State Sen. Milton Marks of San Francisco changed his party affiliation from Republican to Democrat and President Pro Tem David Roberti (D-Los Angeles) quickly appointed Marks as chairman of the Democratic Caucus. Sen. John Garamendi (D-Walnut Grove) protested this hasty elevation of a newcomer to such a high leadership post.
In 1940 a similar conversion took place. Wendell Willkie, a former Democrat, was nominated as the Republican candidate for President. Willkie bragged about his success to Sunny Jim Watson, the Senate Republican leader from Indiana. Watson's put-down was a classic for such situations.

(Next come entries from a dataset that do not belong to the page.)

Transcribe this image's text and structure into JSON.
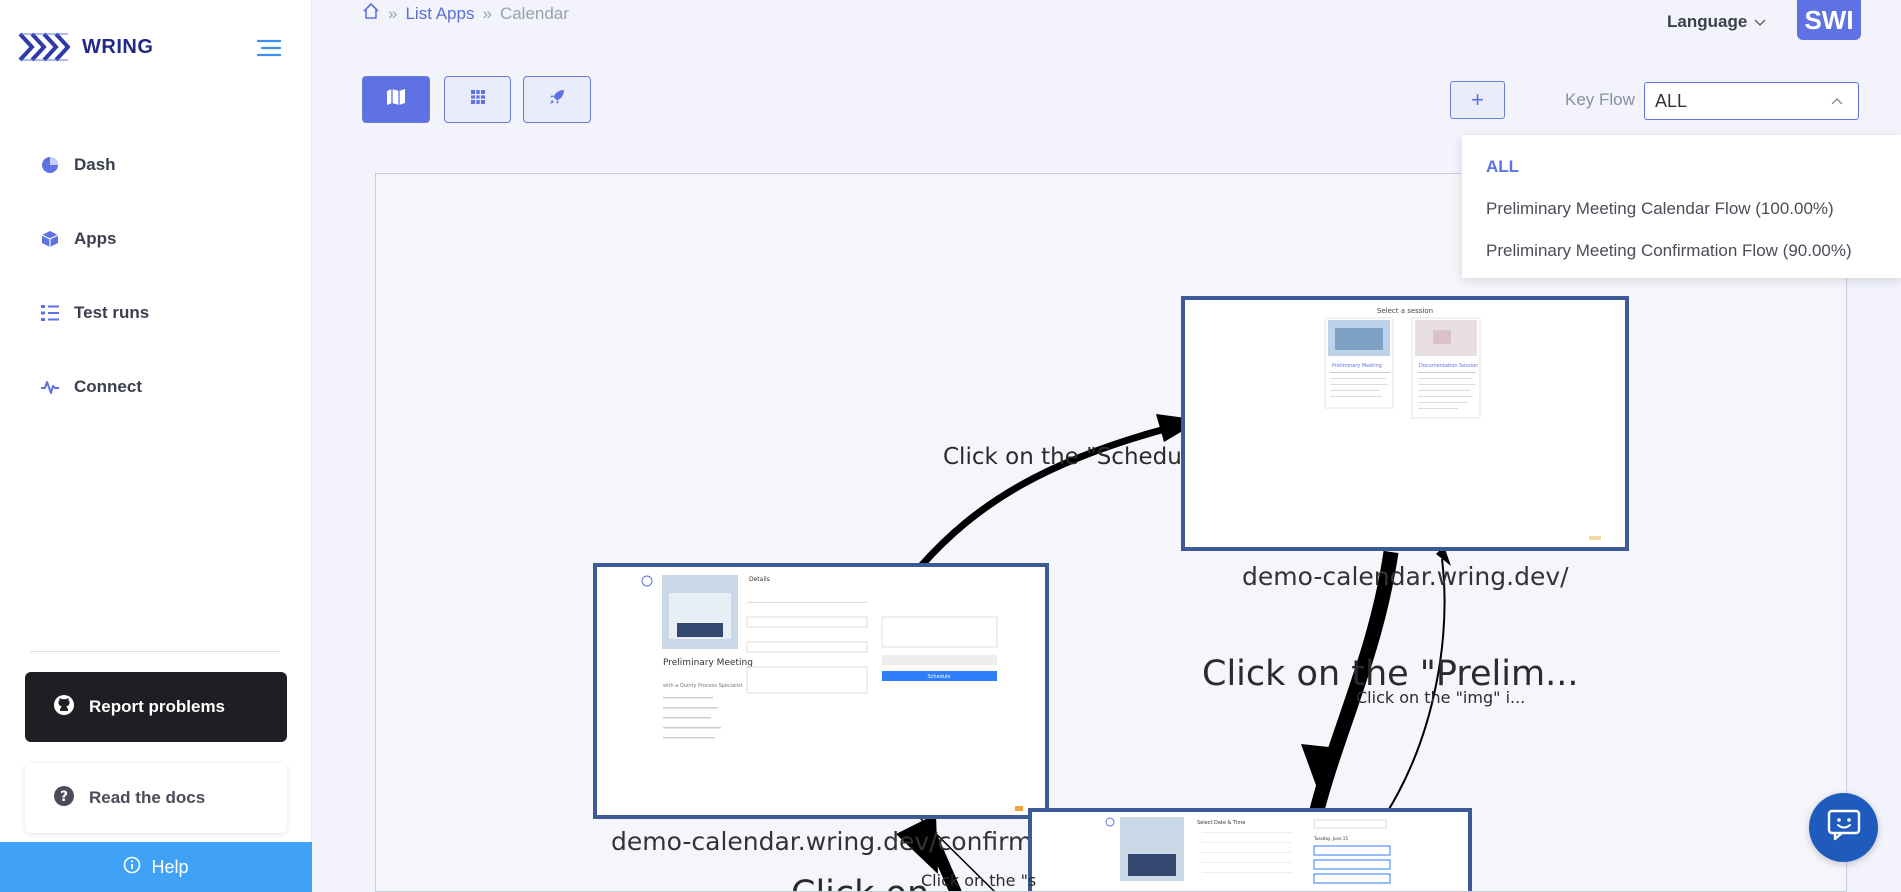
{
  "brand": {
    "name": "WRING",
    "logo_icon": "wring-logo-icon"
  },
  "sidebar": {
    "items": [
      {
        "label": "Dash",
        "icon": "pie-chart-icon"
      },
      {
        "label": "Apps",
        "icon": "cube-icon"
      },
      {
        "label": "Test runs",
        "icon": "list-icon"
      },
      {
        "label": "Connect",
        "icon": "pulse-icon"
      }
    ],
    "report_label": "Report problems",
    "docs_label": "Read the docs",
    "help_label": "Help"
  },
  "breadcrumb": {
    "home_icon": "home-icon",
    "apps_label": "List Apps",
    "current_label": "Calendar"
  },
  "header": {
    "language_label": "Language",
    "avatar_text": "SWI"
  },
  "toolbar": {
    "views": [
      {
        "icon": "map-icon",
        "active": true
      },
      {
        "icon": "grid-icon",
        "active": false
      },
      {
        "icon": "rocket-icon",
        "active": false
      }
    ],
    "add_label": "+"
  },
  "key_flow": {
    "label": "Key Flow",
    "selected": "ALL",
    "options": [
      "ALL",
      "Preliminary Meeting Calendar Flow (100.00%)",
      "Preliminary Meeting Confirmation Flow (90.00%)"
    ]
  },
  "graph": {
    "nodes": [
      {
        "url": "demo-calendar.wring.dev/",
        "thumb_title": "Select a session",
        "thumb_items": [
          "Preliminary Meeting",
          "Documentation Session"
        ]
      },
      {
        "url": "demo-calendar.wring.dev/confirm",
        "thumb_title": "Details",
        "thumb_items": [
          "Preliminary Meeting",
          "with a Quinty Process Specialist",
          "Schedule"
        ]
      },
      {
        "url": "",
        "thumb_title": "Select Date & Time",
        "thumb_items": [
          "Tuesday, June 15"
        ]
      }
    ],
    "edges": [
      {
        "label": "Click on the \"Schedu"
      },
      {
        "label": "Click on the \"Prelim..."
      },
      {
        "label": "Click on the \"img\" i..."
      },
      {
        "label": "Click on the \"s"
      },
      {
        "label": "Click on..."
      }
    ]
  },
  "colors": {
    "accent": "#5e72e4",
    "node_border": "#3d5a96",
    "sidebar_brand": "#1f2a86",
    "help": "#3fa2f7",
    "report": "#1d1f23"
  },
  "chat": {
    "icon": "chat-bot-icon"
  }
}
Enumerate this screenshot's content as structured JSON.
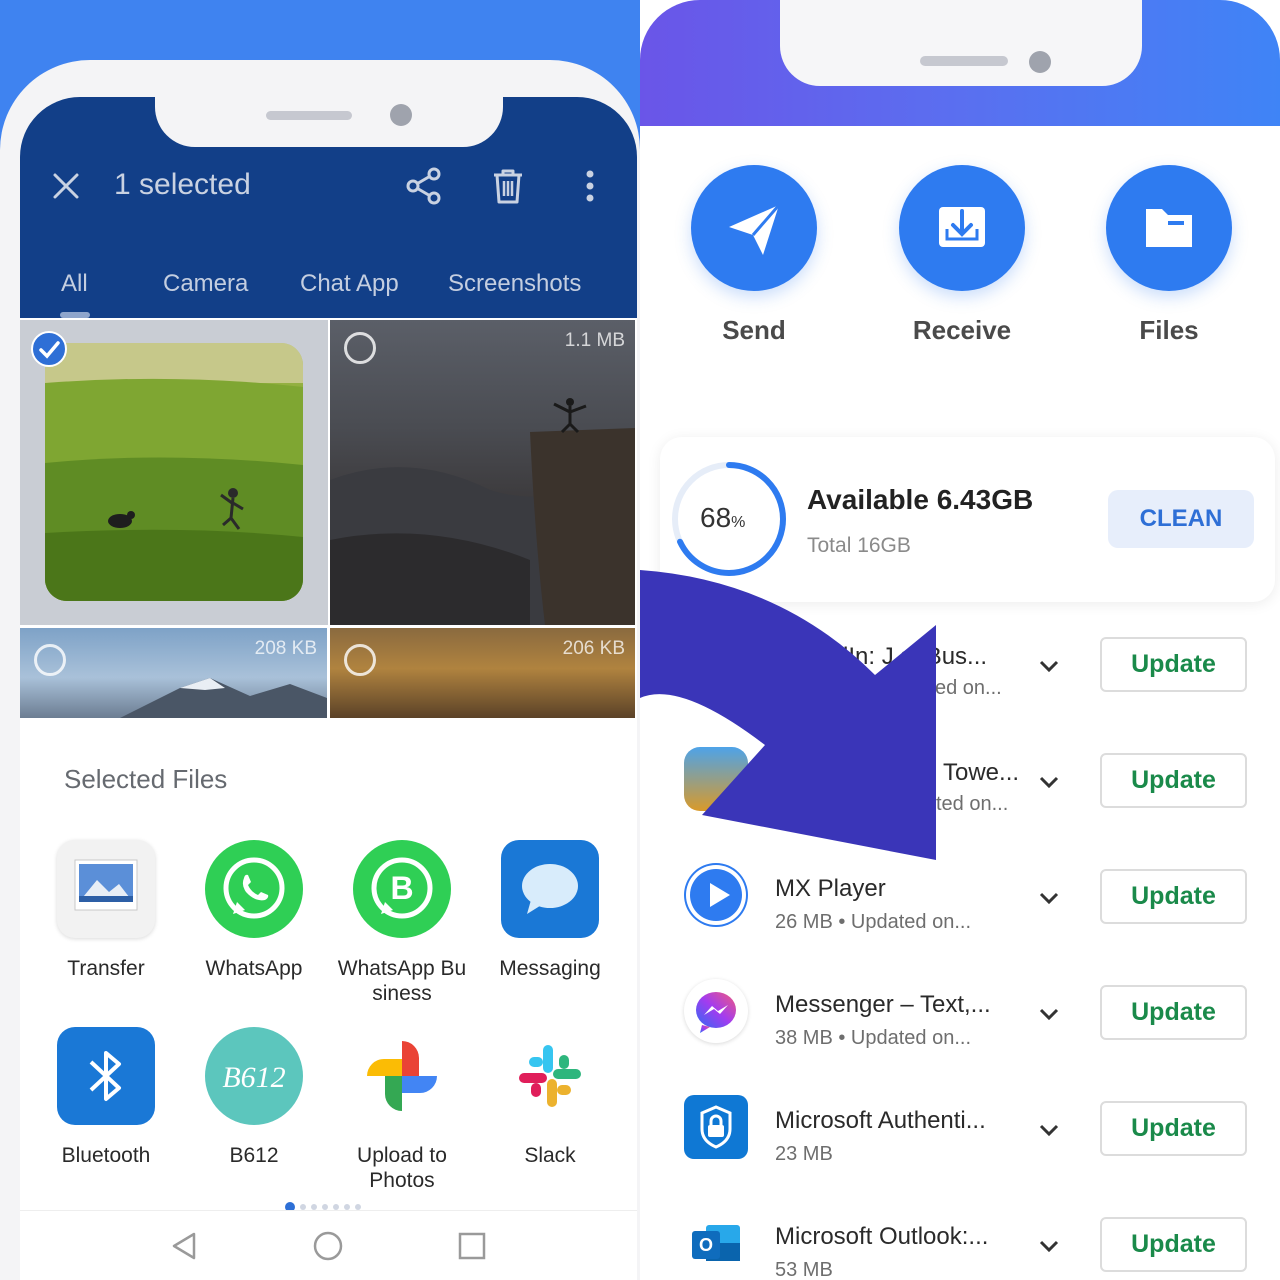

It went about as follows: "Wendell, as a fellow Hoosier, you remember the little Indiana town where the local prostitute was invited to church. One Sunday she showed up, but they didn't let her sing a solo in the choir that first day."
DAVID G. FERRELLY